Data excerpts

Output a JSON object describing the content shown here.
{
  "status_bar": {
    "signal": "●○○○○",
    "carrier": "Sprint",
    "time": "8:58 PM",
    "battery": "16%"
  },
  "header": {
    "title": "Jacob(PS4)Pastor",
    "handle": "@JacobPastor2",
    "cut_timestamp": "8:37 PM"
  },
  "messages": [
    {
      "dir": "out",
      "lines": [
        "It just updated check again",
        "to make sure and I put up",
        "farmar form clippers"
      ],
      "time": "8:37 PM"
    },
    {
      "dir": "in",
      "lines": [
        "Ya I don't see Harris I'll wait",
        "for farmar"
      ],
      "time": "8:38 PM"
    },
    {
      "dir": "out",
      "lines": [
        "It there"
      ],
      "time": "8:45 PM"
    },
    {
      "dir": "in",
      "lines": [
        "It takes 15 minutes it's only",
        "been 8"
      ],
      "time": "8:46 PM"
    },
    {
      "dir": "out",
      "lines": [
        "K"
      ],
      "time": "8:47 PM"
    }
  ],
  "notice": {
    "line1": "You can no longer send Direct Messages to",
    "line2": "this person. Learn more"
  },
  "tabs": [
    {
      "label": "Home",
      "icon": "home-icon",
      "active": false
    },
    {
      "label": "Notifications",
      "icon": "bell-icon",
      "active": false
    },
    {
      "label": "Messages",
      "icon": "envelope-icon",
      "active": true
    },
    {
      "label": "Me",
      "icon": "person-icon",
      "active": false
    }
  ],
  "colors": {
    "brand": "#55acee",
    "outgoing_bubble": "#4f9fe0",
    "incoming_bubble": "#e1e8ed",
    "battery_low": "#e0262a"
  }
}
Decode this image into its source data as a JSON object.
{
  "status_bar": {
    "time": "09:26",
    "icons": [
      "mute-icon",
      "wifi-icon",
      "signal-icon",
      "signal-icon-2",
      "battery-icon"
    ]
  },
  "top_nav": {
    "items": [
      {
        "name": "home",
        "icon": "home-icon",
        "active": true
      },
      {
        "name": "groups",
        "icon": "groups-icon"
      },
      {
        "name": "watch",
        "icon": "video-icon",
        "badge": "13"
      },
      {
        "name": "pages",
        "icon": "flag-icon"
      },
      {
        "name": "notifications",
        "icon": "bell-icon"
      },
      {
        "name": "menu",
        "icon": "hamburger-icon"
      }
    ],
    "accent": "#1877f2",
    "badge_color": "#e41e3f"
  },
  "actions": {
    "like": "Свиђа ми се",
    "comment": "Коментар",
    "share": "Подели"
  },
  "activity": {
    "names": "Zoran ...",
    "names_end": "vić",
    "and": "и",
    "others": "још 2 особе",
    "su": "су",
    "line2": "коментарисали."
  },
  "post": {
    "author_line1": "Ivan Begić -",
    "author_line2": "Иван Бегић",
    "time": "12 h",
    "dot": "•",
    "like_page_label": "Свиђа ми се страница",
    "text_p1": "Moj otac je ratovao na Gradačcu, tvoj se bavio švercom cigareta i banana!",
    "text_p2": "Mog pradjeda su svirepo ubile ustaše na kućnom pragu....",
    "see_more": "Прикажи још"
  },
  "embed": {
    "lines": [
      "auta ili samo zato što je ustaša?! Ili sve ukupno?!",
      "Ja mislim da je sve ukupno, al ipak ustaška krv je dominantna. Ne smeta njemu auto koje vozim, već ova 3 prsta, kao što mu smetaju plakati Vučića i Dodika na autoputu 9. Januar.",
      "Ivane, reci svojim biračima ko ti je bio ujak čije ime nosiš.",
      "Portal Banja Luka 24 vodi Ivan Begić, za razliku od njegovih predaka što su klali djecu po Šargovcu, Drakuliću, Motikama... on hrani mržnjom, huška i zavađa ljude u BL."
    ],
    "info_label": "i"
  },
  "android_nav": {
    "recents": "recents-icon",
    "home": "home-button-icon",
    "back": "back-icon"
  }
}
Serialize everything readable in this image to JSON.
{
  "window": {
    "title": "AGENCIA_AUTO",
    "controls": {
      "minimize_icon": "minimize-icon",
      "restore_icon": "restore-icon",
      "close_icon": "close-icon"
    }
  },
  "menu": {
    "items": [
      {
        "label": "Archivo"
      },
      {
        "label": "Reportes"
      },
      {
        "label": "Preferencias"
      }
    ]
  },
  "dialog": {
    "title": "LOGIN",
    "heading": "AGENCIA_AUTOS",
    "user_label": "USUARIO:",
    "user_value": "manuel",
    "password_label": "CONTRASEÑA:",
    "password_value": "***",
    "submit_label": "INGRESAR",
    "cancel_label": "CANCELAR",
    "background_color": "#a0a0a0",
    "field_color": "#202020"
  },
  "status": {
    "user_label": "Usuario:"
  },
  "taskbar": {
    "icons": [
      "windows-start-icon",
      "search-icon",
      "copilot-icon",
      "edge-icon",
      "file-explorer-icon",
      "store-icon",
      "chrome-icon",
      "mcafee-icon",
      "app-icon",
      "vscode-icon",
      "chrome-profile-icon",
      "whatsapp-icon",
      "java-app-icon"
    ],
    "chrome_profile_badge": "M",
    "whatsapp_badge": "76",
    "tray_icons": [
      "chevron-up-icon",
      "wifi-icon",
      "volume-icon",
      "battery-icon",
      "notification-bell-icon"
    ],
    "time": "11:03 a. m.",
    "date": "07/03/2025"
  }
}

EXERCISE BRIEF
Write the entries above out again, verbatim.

OUTPUT OF THE EXERCISE
Output a JSON object describing the content shown here.
{
  "status_bar": {
    "signal": "●○○○○",
    "carrier": "Sprint",
    "time": "8:58 PM",
    "battery": "16%"
  },
  "header": {
    "title": "Jacob(PS4)Pastor",
    "handle": "@JacobPastor2",
    "cut_timestamp": "8:37 PM"
  },
  "messages": [
    {
      "dir": "out",
      "lines": [
        "It just updated check again",
        "to make sure and I put up",
        "farmar form clippers"
      ],
      "time": "8:37 PM"
    },
    {
      "dir": "in",
      "lines": [
        "Ya I don't see Harris I'll wait",
        "for farmar"
      ],
      "time": "8:38 PM"
    },
    {
      "dir": "out",
      "lines": [
        "It there"
      ],
      "time": "8:45 PM"
    },
    {
      "dir": "in",
      "lines": [
        "It takes 15 minutes it's only",
        "been 8"
      ],
      "time": "8:46 PM"
    },
    {
      "dir": "out",
      "lines": [
        "K"
      ],
      "time": "8:47 PM"
    }
  ],
  "notice": {
    "line1": "You can no longer send Direct Messages to",
    "line2": "this person. Learn more"
  },
  "tabs": [
    {
      "label": "Home",
      "icon": "home-icon",
      "active": false
    },
    {
      "label": "Notifications",
      "icon": "bell-icon",
      "active": false
    },
    {
      "label": "Messages",
      "icon": "envelope-icon",
      "active": true
    },
    {
      "label": "Me",
      "icon": "person-icon",
      "active": false
    }
  ],
  "colors": {
    "brand": "#55acee",
    "outgoing_bubble": "#4f9fe0",
    "incoming_bubble": "#e1e8ed",
    "battery_low": "#e0262a"
  }
}
Decode this image into its source data as a JSON object.
{
  "status_bar": {
    "time": "09:26",
    "icons": [
      "mute-icon",
      "wifi-icon",
      "signal-icon",
      "signal-icon-2",
      "battery-icon"
    ]
  },
  "top_nav": {
    "items": [
      {
        "name": "home",
        "icon": "home-icon",
        "active": true
      },
      {
        "name": "groups",
        "icon": "groups-icon"
      },
      {
        "name": "watch",
        "icon": "video-icon",
        "badge": "13"
      },
      {
        "name": "pages",
        "icon": "flag-icon"
      },
      {
        "name": "notifications",
        "icon": "bell-icon"
      },
      {
        "name": "menu",
        "icon": "hamburger-icon"
      }
    ],
    "accent": "#1877f2",
    "badge_color": "#e41e3f"
  },
  "actions": {
    "like": "Свиђа ми се",
    "comment": "Коментар",
    "share": "Подели"
  },
  "activity": {
    "names": "Zoran ...",
    "names_end": "vić",
    "and": "и",
    "others": "још 2 особе",
    "su": "су",
    "line2": "коментарисали."
  },
  "post": {
    "author_line1": "Ivan Begić -",
    "author_line2": "Иван Бегић",
    "time": "12 h",
    "dot": "•",
    "like_page_label": "Свиђа ми се страница",
    "text_p1": "Moj otac je ratovao na Gradačcu, tvoj se bavio švercom cigareta i banana!",
    "text_p2": "Mog pradjeda su svirepo ubile ustaše na kućnom pragu....",
    "see_more": "Прикажи још"
  },
  "embed": {
    "lines": [
      "auta ili samo zato što je ustaša?! Ili sve ukupno?!",
      "Ja mislim da je sve ukupno, al ipak ustaška krv je dominantna. Ne smeta njemu auto koje vozim, već ova 3 prsta, kao što mu smetaju plakati Vučića i Dodika na autoputu 9. Januar.",
      "Ivane, reci svojim biračima ko ti je bio ujak čije ime nosiš.",
      "Portal Banja Luka 24 vodi Ivan Begić, za razliku od njegovih predaka što su klali djecu po Šargovcu, Drakuliću, Motikama... on hrani mržnjom, huška i zavađa ljude u BL."
    ],
    "info_label": "i"
  },
  "android_nav": {
    "recents": "recents-icon",
    "home": "home-button-icon",
    "back": "back-icon"
  }
}
Serialize everything readable in this image to JSON.
{
  "window": {
    "title": "AGENCIA_AUTO",
    "controls": {
      "minimize_icon": "minimize-icon",
      "restore_icon": "restore-icon",
      "close_icon": "close-icon"
    }
  },
  "menu": {
    "items": [
      {
        "label": "Archivo"
      },
      {
        "label": "Reportes"
      },
      {
        "label": "Preferencias"
      }
    ]
  },
  "dialog": {
    "title": "LOGIN",
    "heading": "AGENCIA_AUTOS",
    "user_label": "USUARIO:",
    "user_value": "manuel",
    "password_label": "CONTRASEÑA:",
    "password_value": "***",
    "submit_label": "INGRESAR",
    "cancel_label": "CANCELAR",
    "background_color": "#a0a0a0",
    "field_color": "#202020"
  },
  "status": {
    "user_label": "Usuario:"
  },
  "taskbar": {
    "icons": [
      "windows-start-icon",
      "search-icon",
      "copilot-icon",
      "edge-icon",
      "file-explorer-icon",
      "store-icon",
      "chrome-icon",
      "mcafee-icon",
      "app-icon",
      "vscode-icon",
      "chrome-profile-icon",
      "whatsapp-icon",
      "java-app-icon"
    ],
    "chrome_profile_badge": "M",
    "whatsapp_badge": "76",
    "tray_icons": [
      "chevron-up-icon",
      "wifi-icon",
      "volume-icon",
      "battery-icon",
      "notification-bell-icon"
    ],
    "time": "11:03 a. m.",
    "date": "07/03/2025"
  }
}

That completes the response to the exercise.